Spring Functionality, Debugging Improved in Java on VS Code Update
The regular monthly update to Java on Visual Studio Code sees multiple improvements to Spring functionality along with a couple community contributions that enhance debugging.
The dev team maintains Java tools available in the code editor's marketplace, including the Extension Pack for Java, which has been installed nearly 14.5 million times. The Spring Framework, meanwhile, is a Java platform that is also popular, providing comprehensive infrastructure support for developing Java applications.
In the August 2022 update, the team provided a better getting-started experience for Spring Initializer, which is used to create a new project, in part by generating a HELP.md file that provides useful information for coders looking to get started with Spring.
"Previously, many developers would not realize this file was there or it was simply ignored," said Microsoft's Nick Zhu in an Aug. 25 announcement. "It would be helpful if this file can be automatically opened in Visual Studio Code. This feature is added recently so that Spring developers can have a more smooth getting started experience."
To use the new features, developers need to install the Spring Boot Extension Pack in addition to the Extension Pack for Java.
Using the new Spring Initializer feature is illustrated in this animated GIF:
Another new feature affects Spring beans, which are objects that form the backbone of an application, managed by the Spring IoC container.
"When developer starts a Spring app from the Spring dashboard, just wait for the beans to connect to the live process and go 'green,' then the bean property information will automatically appear right next to the bean name," Zhu said. "You will see if the bean is a singleton, prototype and so on. If a bean is defined by developer and not by Spring framework, you will also see 'defined' as well."
Microsoft also beefed up functionality for Maven and Gradle. Maven allows a library consumer to override a dependency by version. Gradle, often used with Maven, supplies customizable dependency selection and substitution rules, which can help developers handle unwanted project-wide dependencies.
"We have heard from developers that they want better Maven and Gradle integration in our extensions, and this is one of the areas we will keep working on," Zhu said. "In our latest release, we have added Maven and Gradle menu items in our Java Project Explorer so that developers can directly access certain actions in a more convenient way. To use this feature, developers just need to right click on an application node inside the Java Project Explorer view in a Maven or Gradle project and find the actions at the bottom of pop up menu."

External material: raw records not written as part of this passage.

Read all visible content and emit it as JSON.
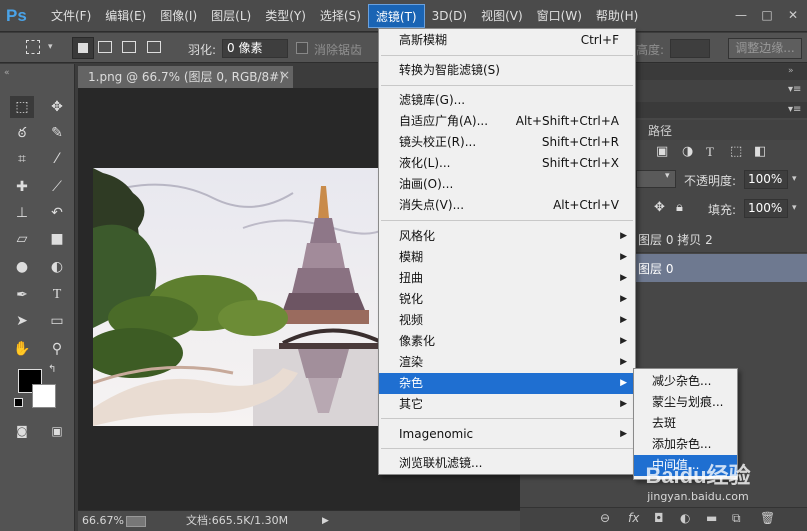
{
  "app": {
    "logo": "Ps"
  },
  "menubar": {
    "items": [
      "文件(F)",
      "编辑(E)",
      "图像(I)",
      "图层(L)",
      "类型(Y)",
      "选择(S)",
      "滤镜(T)",
      "3D(D)",
      "视图(V)",
      "窗口(W)",
      "帮助(H)"
    ],
    "active_index": 6,
    "window_controls": [
      "—",
      "□",
      "✕"
    ]
  },
  "options_bar": {
    "feather_label": "羽化:",
    "feather_value": "0 像素",
    "antialias_label": "消除锯齿",
    "height_label": "高度:",
    "refine_edge_label": "调整边缘..."
  },
  "document": {
    "tab_title": "1.png @ 66.7% (图层 0, RGB/8#) *",
    "tab_close": "×",
    "zoom": "66.67%",
    "doc_info": "文档:665.5K/1.30M"
  },
  "filter_menu": {
    "items": [
      {
        "label": "高斯模糊",
        "shortcut": "Ctrl+F"
      },
      {
        "label": "转换为智能滤镜(S)",
        "shortcut": ""
      },
      {
        "label": "滤镜库(G)...",
        "shortcut": ""
      },
      {
        "label": "自适应广角(A)...",
        "shortcut": "Alt+Shift+Ctrl+A"
      },
      {
        "label": "镜头校正(R)...",
        "shortcut": "Shift+Ctrl+R"
      },
      {
        "label": "液化(L)...",
        "shortcut": "Shift+Ctrl+X"
      },
      {
        "label": "油画(O)...",
        "shortcut": ""
      },
      {
        "label": "消失点(V)...",
        "shortcut": "Alt+Ctrl+V"
      },
      {
        "label": "风格化",
        "submenu": true
      },
      {
        "label": "模糊",
        "submenu": true
      },
      {
        "label": "扭曲",
        "submenu": true
      },
      {
        "label": "锐化",
        "submenu": true
      },
      {
        "label": "视频",
        "submenu": true
      },
      {
        "label": "像素化",
        "submenu": true
      },
      {
        "label": "渲染",
        "submenu": true
      },
      {
        "label": "杂色",
        "submenu": true
      },
      {
        "label": "其它",
        "submenu": true
      },
      {
        "label": "Imagenomic",
        "submenu": true
      },
      {
        "label": "浏览联机滤镜...",
        "shortcut": ""
      }
    ],
    "highlighted": "杂色"
  },
  "noise_submenu": {
    "items": [
      "减少杂色...",
      "蒙尘与划痕...",
      "去斑",
      "添加杂色...",
      "中间值..."
    ],
    "highlighted_index": 4
  },
  "layers_panel": {
    "tab_paths": "路径",
    "opacity_label": "不透明度:",
    "opacity_value": "100%",
    "fill_label": "填充:",
    "fill_value": "100%",
    "layers": [
      {
        "name": "图层 0 拷贝 2",
        "selected": false
      },
      {
        "name": "图层 0",
        "selected": true
      }
    ]
  },
  "watermark": {
    "text": "Baidu经验",
    "url": "jingyan.baidu.com"
  },
  "colors": {
    "accent": "#1f6fd1",
    "menu_bg": "#f0f0f0",
    "app_bg": "#535353"
  }
}
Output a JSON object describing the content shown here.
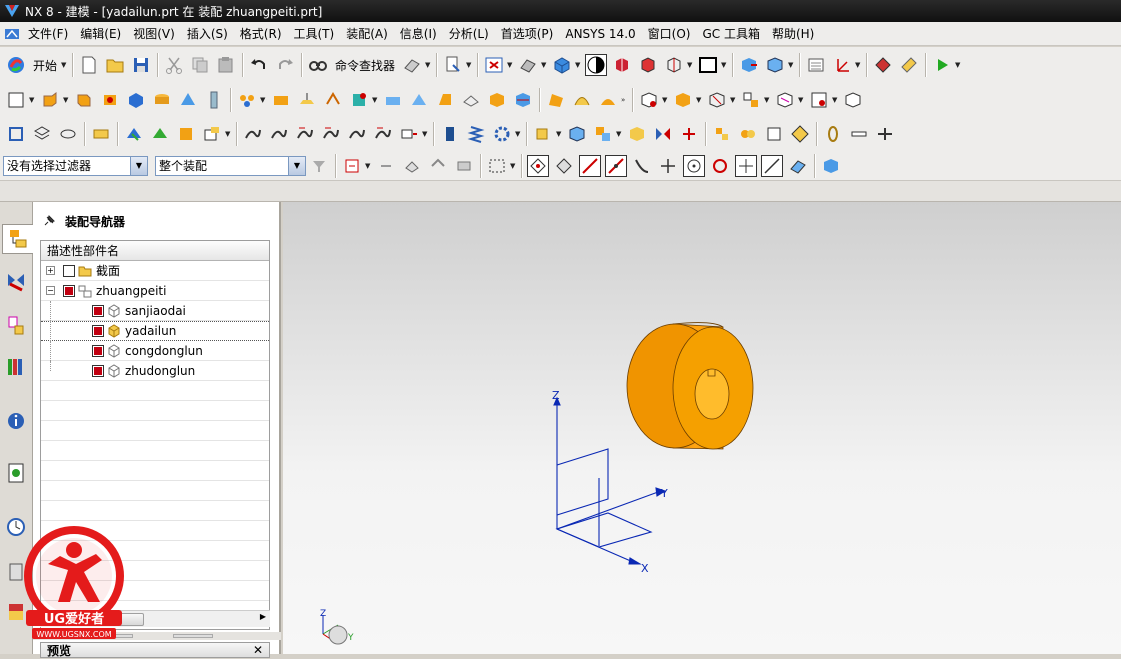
{
  "window": {
    "title": "NX 8 - 建模 - [yadailun.prt 在 装配 zhuangpeiti.prt]"
  },
  "menu": [
    "文件(F)",
    "编辑(E)",
    "视图(V)",
    "插入(S)",
    "格式(R)",
    "工具(T)",
    "装配(A)",
    "信息(I)",
    "分析(L)",
    "首选项(P)",
    "ANSYS 14.0",
    "窗口(O)",
    "GC 工具箱",
    "帮助(H)"
  ],
  "toolbar": {
    "start_label": "开始",
    "command_finder_label": "命令查找器"
  },
  "selection_bar": {
    "filter_value": "没有选择过滤器",
    "scope_value": "整个装配"
  },
  "navigator": {
    "title": "装配导航器",
    "column_header": "描述性部件名",
    "nodes": [
      {
        "label": "截面",
        "checked": false
      },
      {
        "label": "zhuangpeiti",
        "checked": true
      },
      {
        "label": "sanjiaodai",
        "checked": true
      },
      {
        "label": "yadailun",
        "checked": true
      },
      {
        "label": "congdonglun",
        "checked": true
      },
      {
        "label": "zhudonglun",
        "checked": true
      }
    ]
  },
  "preview": {
    "title": "预览"
  },
  "viewport": {
    "axis_x": "X",
    "axis_y": "Y",
    "axis_z": "Z",
    "part_color": "#f5a000"
  },
  "watermark": {
    "brand": "UG爱好者",
    "url": "WWW.UGSNX.COM"
  }
}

On the debugging front, the two community contributions improve support for method breakpoints and also show target VM exceptions as result in evaluate requests.
David Ramel is an editor and writer for Converge360.